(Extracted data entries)
****************

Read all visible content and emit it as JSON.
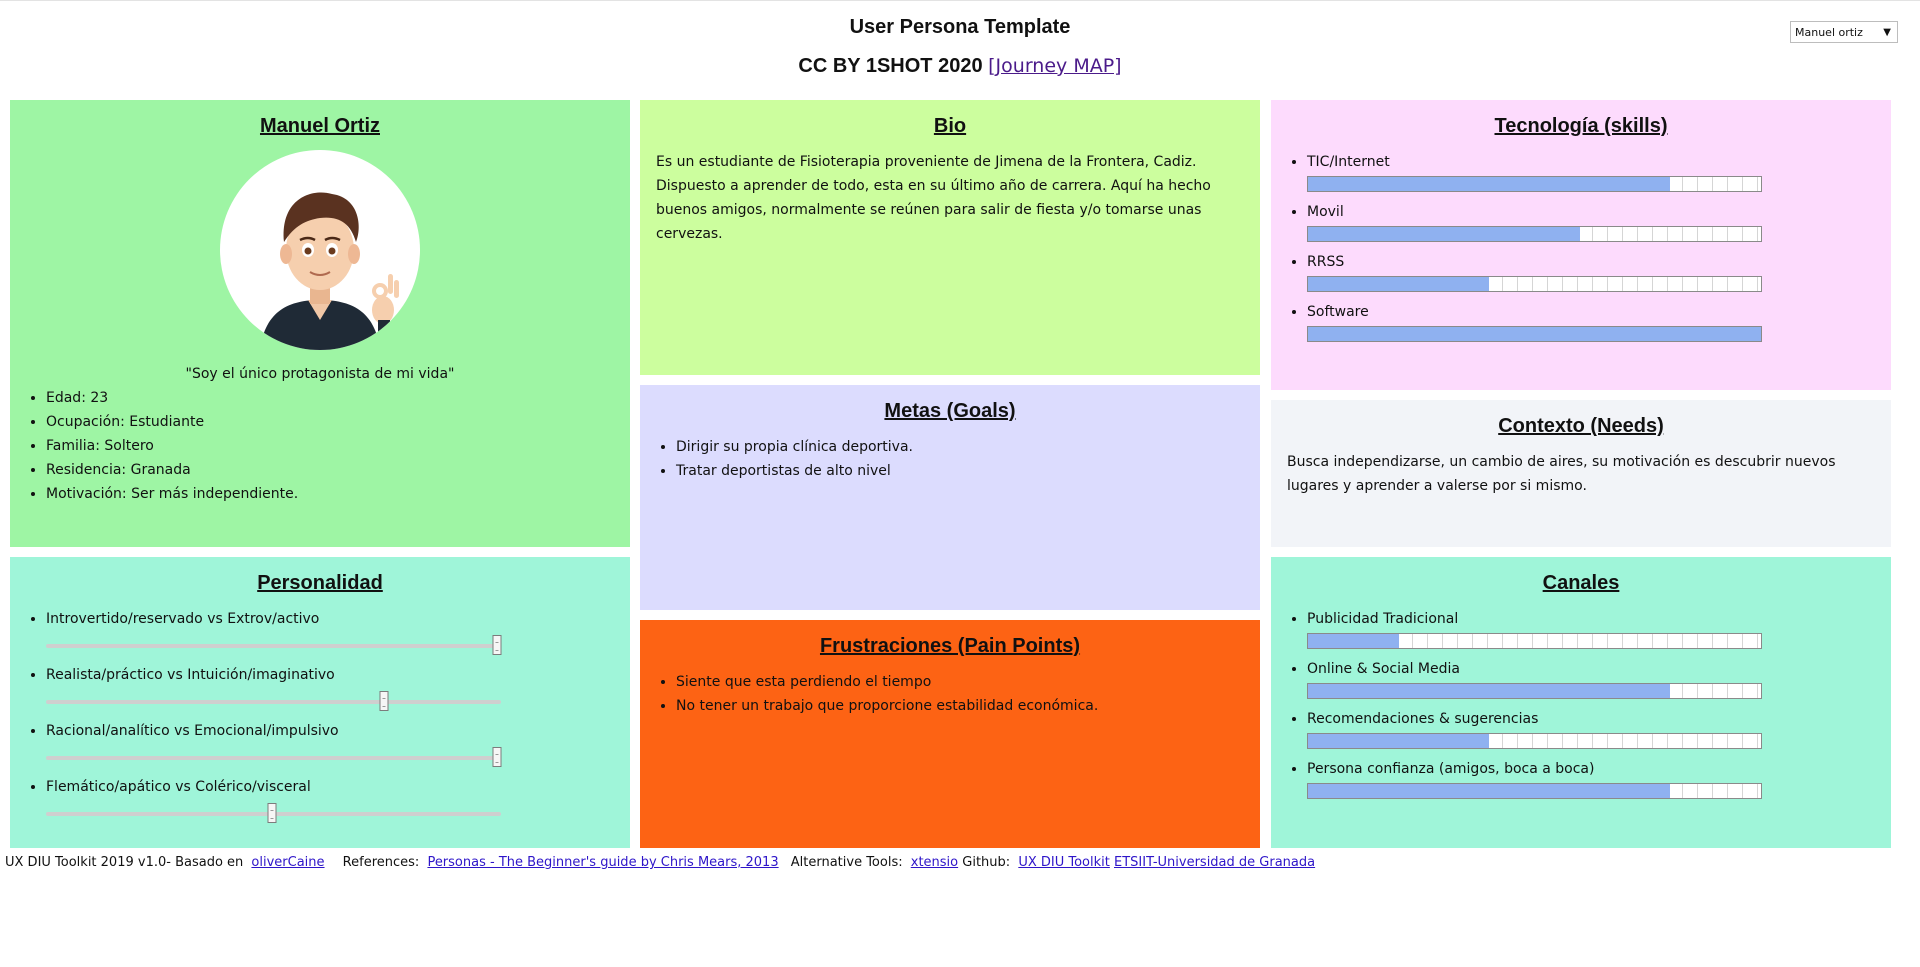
{
  "header": {
    "title": "User Persona Template",
    "subtitle": "CC BY 1SHOT 2020",
    "journey_link": "[Journey MAP]"
  },
  "persona_select": {
    "value": "Manuel ortiz"
  },
  "profile": {
    "name": "Manuel Ortiz",
    "quote": "\"Soy el único protagonista de mi vida\"",
    "facts": [
      "Edad: 23",
      "Ocupación: Estudiante",
      "Familia: Soltero",
      "Residencia: Granada",
      "Motivación: Ser más independiente."
    ]
  },
  "personality": {
    "title": "Personalidad",
    "traits": [
      {
        "label": "Introvertido/reservado vs Extrov/activo",
        "value": 1.0
      },
      {
        "label": "Realista/práctico vs Intuición/imaginativo",
        "value": 0.75
      },
      {
        "label": "Racional/analítico vs Emocional/impulsivo",
        "value": 1.0
      },
      {
        "label": "Flemático/apático vs Colérico/visceral",
        "value": 0.5
      }
    ]
  },
  "bio": {
    "title": "Bio",
    "text": "Es un estudiante de Fisioterapia proveniente de Jimena de la Frontera, Cadiz. Dispuesto a aprender de todo, esta en su último año de carrera. Aquí ha hecho buenos amigos, normalmente se reúnen para salir de fiesta y/o tomarse unas cervezas."
  },
  "goals": {
    "title": "Metas (Goals)",
    "items": [
      "Dirigir su propia clínica deportiva.",
      "Tratar deportistas de alto nivel"
    ]
  },
  "pain": {
    "title": "Frustraciones (Pain Points)",
    "items": [
      "Siente que esta perdiendo el tiempo",
      "No tener un trabajo que proporcione estabilidad económica."
    ]
  },
  "tech": {
    "title": "Tecnología (skills)",
    "skills": [
      {
        "label": "TIC/Internet",
        "value": 0.8
      },
      {
        "label": "Movil",
        "value": 0.6
      },
      {
        "label": "RRSS",
        "value": 0.4
      },
      {
        "label": "Software",
        "value": 1.0
      }
    ]
  },
  "context": {
    "title": "Contexto (Needs)",
    "text": "Busca independizarse, un cambio de aires, su motivación es descubrir nuevos lugares y aprender a valerse por si mismo."
  },
  "channels": {
    "title": "Canales",
    "items": [
      {
        "label": "Publicidad Tradicional",
        "value": 0.2
      },
      {
        "label": "Online & Social Media",
        "value": 0.8
      },
      {
        "label": "Recomendaciones & sugerencias",
        "value": 0.4
      },
      {
        "label": "Persona confianza (amigos, boca a boca)",
        "value": 0.8
      }
    ]
  },
  "footer": {
    "toolkit_text": "UX DIU Toolkit 2019 v1.0- Basado en",
    "olivercaine": "oliverCaine",
    "references_text": "References:",
    "personas_link": "Personas - The Beginner's guide by Chris Mears, 2013",
    "alt_tools_text": "Alternative Tools:",
    "xtensio": "xtensio",
    "github_text": "Github:",
    "toolkit_link": "UX DIU Toolkit",
    "ugr_link": "ETSIIT-Universidad de Granada"
  },
  "colors": {
    "profile_bg": "#9ef5a4",
    "personality_bg": "#9ff5d9",
    "bio_bg": "#ccfe9e",
    "goals_bg": "#dcdcfe",
    "pain_bg": "#fd6314",
    "tech_bg": "#fddbfd",
    "context_bg": "#f2f4f8",
    "bar_fill": "#8fb1f0",
    "link": "#2e15c9"
  }
}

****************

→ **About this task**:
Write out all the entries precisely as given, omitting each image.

→ **Task response**:
Read all visible content and emit it as JSON.
{
  "header": {
    "title": "User Persona Template",
    "subtitle": "CC BY 1SHOT 2020",
    "journey_link": "[Journey MAP]"
  },
  "persona_select": {
    "value": "Manuel ortiz"
  },
  "profile": {
    "name": "Manuel Ortiz",
    "quote": "\"Soy el único protagonista de mi vida\"",
    "facts": [
      "Edad: 23",
      "Ocupación: Estudiante",
      "Familia: Soltero",
      "Residencia: Granada",
      "Motivación: Ser más independiente."
    ]
  },
  "personality": {
    "title": "Personalidad",
    "traits": [
      {
        "label": "Introvertido/reservado vs Extrov/activo",
        "value": 1.0
      },
      {
        "label": "Realista/práctico vs Intuición/imaginativo",
        "value": 0.75
      },
      {
        "label": "Racional/analítico vs Emocional/impulsivo",
        "value": 1.0
      },
      {
        "label": "Flemático/apático vs Colérico/visceral",
        "value": 0.5
      }
    ]
  },
  "bio": {
    "title": "Bio",
    "text": "Es un estudiante de Fisioterapia proveniente de Jimena de la Frontera, Cadiz. Dispuesto a aprender de todo, esta en su último año de carrera. Aquí ha hecho buenos amigos, normalmente se reúnen para salir de fiesta y/o tomarse unas cervezas."
  },
  "goals": {
    "title": "Metas (Goals)",
    "items": [
      "Dirigir su propia clínica deportiva.",
      "Tratar deportistas de alto nivel"
    ]
  },
  "pain": {
    "title": "Frustraciones (Pain Points)",
    "items": [
      "Siente que esta perdiendo el tiempo",
      "No tener un trabajo que proporcione estabilidad económica."
    ]
  },
  "tech": {
    "title": "Tecnología (skills)",
    "skills": [
      {
        "label": "TIC/Internet",
        "value": 0.8
      },
      {
        "label": "Movil",
        "value": 0.6
      },
      {
        "label": "RRSS",
        "value": 0.4
      },
      {
        "label": "Software",
        "value": 1.0
      }
    ]
  },
  "context": {
    "title": "Contexto (Needs)",
    "text": "Busca independizarse, un cambio de aires, su motivación es descubrir nuevos lugares y aprender a valerse por si mismo."
  },
  "channels": {
    "title": "Canales",
    "items": [
      {
        "label": "Publicidad Tradicional",
        "value": 0.2
      },
      {
        "label": "Online & Social Media",
        "value": 0.8
      },
      {
        "label": "Recomendaciones & sugerencias",
        "value": 0.4
      },
      {
        "label": "Persona confianza (amigos, boca a boca)",
        "value": 0.8
      }
    ]
  },
  "footer": {
    "toolkit_text": "UX DIU Toolkit 2019 v1.0- Basado en",
    "olivercaine": "oliverCaine",
    "references_text": "References:",
    "personas_link": "Personas - The Beginner's guide by Chris Mears, 2013",
    "alt_tools_text": "Alternative Tools:",
    "xtensio": "xtensio",
    "github_text": "Github:",
    "toolkit_link": "UX DIU Toolkit",
    "ugr_link": "ETSIIT-Universidad de Granada"
  },
  "colors": {
    "profile_bg": "#9ef5a4",
    "personality_bg": "#9ff5d9",
    "bio_bg": "#ccfe9e",
    "goals_bg": "#dcdcfe",
    "pain_bg": "#fd6314",
    "tech_bg": "#fddbfd",
    "context_bg": "#f2f4f8",
    "bar_fill": "#8fb1f0",
    "link": "#2e15c9"
  }
}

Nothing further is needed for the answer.